(Saved entries)
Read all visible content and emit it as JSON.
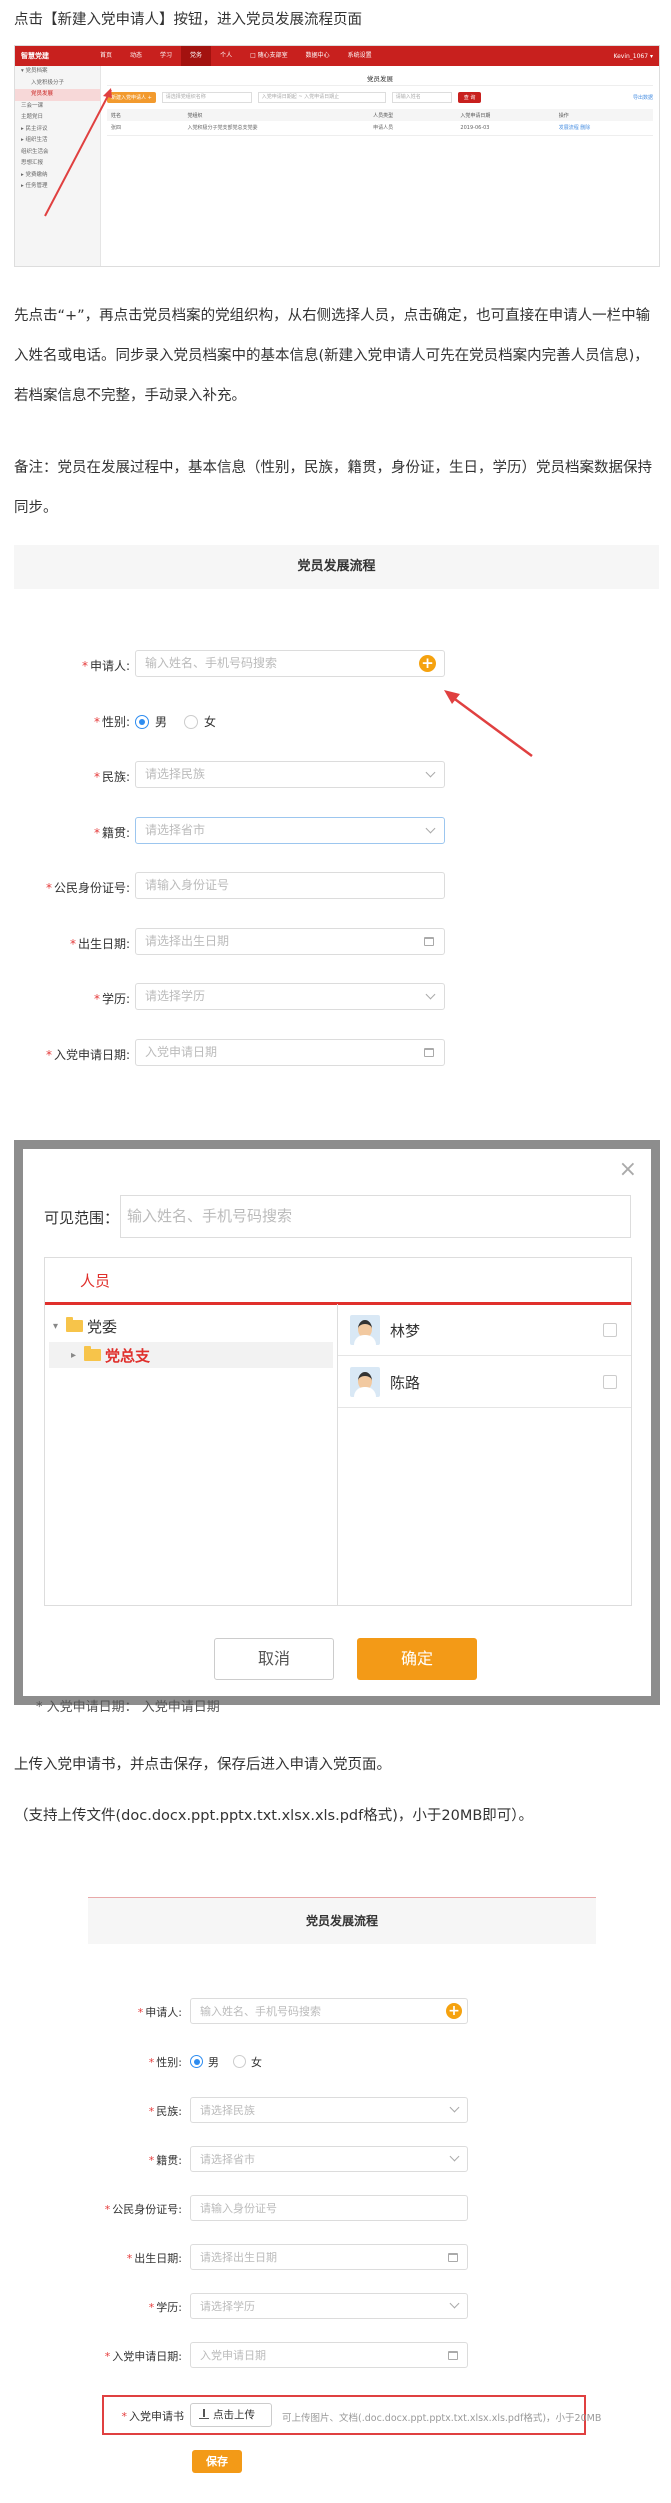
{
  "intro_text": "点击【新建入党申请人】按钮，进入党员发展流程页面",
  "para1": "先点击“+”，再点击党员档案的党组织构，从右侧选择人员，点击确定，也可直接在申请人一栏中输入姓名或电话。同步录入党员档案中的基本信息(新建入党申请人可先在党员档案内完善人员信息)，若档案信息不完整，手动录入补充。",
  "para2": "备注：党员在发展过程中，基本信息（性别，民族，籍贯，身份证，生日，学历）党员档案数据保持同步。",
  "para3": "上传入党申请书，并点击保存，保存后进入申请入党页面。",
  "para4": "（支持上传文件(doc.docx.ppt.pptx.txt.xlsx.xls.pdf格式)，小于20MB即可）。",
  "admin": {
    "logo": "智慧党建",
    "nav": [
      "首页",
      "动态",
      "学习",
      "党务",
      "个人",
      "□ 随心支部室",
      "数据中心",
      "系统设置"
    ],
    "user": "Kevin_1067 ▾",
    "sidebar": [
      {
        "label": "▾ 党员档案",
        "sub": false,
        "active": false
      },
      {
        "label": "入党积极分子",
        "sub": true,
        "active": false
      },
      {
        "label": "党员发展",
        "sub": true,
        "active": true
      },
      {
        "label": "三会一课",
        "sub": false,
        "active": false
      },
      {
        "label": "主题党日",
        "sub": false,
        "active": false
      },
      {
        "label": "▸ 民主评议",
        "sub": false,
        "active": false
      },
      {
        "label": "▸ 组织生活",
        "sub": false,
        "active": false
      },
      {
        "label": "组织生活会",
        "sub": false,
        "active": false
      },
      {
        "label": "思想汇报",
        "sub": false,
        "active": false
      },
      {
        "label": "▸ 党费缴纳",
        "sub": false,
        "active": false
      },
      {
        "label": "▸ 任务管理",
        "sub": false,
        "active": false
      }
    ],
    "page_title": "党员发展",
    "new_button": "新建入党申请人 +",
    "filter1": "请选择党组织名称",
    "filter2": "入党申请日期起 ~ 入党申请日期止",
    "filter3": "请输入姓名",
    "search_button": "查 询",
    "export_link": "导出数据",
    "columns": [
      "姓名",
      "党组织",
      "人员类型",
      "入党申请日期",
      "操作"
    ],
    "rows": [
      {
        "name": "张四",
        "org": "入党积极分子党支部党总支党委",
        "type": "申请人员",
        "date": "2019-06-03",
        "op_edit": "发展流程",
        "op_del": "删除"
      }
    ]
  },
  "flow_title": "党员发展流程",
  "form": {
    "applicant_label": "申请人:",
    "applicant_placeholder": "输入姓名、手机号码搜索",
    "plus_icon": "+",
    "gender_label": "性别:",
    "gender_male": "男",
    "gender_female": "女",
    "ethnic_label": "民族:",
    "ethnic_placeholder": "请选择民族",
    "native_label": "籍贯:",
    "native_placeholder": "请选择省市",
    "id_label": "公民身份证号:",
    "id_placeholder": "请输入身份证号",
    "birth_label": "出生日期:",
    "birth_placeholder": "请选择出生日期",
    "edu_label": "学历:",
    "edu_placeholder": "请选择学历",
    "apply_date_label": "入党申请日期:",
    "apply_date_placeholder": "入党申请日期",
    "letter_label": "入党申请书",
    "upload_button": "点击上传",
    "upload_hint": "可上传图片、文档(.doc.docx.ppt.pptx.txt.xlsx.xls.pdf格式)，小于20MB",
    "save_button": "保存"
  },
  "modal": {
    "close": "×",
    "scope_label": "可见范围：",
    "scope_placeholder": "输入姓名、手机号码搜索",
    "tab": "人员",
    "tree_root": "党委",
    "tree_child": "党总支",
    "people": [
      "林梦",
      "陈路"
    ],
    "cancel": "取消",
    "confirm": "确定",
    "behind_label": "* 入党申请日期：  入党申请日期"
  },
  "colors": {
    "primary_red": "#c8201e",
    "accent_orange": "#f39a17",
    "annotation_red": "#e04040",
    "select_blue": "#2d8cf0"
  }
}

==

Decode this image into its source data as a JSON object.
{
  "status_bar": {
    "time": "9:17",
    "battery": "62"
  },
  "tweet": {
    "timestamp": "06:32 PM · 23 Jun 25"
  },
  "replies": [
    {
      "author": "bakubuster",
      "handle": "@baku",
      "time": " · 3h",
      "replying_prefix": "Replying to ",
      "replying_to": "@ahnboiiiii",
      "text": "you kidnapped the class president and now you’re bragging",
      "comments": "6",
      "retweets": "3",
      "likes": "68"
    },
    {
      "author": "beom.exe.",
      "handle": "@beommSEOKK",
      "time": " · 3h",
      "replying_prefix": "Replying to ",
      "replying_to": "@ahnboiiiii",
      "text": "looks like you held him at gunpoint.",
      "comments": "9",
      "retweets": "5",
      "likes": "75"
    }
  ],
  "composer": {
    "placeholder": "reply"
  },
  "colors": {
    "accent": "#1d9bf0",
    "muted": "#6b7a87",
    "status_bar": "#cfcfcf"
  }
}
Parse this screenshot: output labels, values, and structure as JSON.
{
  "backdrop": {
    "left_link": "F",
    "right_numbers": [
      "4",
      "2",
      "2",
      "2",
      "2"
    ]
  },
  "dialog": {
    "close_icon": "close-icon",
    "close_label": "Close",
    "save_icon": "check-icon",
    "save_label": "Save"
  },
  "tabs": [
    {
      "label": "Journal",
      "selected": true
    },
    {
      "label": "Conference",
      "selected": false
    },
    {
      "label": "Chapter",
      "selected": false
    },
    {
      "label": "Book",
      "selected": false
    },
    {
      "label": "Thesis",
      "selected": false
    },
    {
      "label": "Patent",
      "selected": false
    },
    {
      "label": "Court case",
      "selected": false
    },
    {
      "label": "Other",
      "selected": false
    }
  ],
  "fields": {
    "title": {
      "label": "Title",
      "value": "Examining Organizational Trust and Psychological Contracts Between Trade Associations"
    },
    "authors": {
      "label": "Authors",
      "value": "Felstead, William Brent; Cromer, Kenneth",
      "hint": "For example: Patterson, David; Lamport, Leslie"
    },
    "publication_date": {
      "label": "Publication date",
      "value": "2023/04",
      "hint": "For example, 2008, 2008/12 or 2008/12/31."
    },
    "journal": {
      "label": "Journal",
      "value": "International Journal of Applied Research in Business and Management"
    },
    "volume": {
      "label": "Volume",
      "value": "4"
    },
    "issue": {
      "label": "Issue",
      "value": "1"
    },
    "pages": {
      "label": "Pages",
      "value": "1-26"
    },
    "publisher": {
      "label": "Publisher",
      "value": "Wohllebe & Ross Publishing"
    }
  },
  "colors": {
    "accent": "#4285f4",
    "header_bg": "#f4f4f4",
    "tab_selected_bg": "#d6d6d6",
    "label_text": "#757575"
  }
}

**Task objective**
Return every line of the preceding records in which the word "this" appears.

**Final answer**
Decode this image into its source data as a JSON object.
Parse this screenshot: output labels, values, and structure as JSON.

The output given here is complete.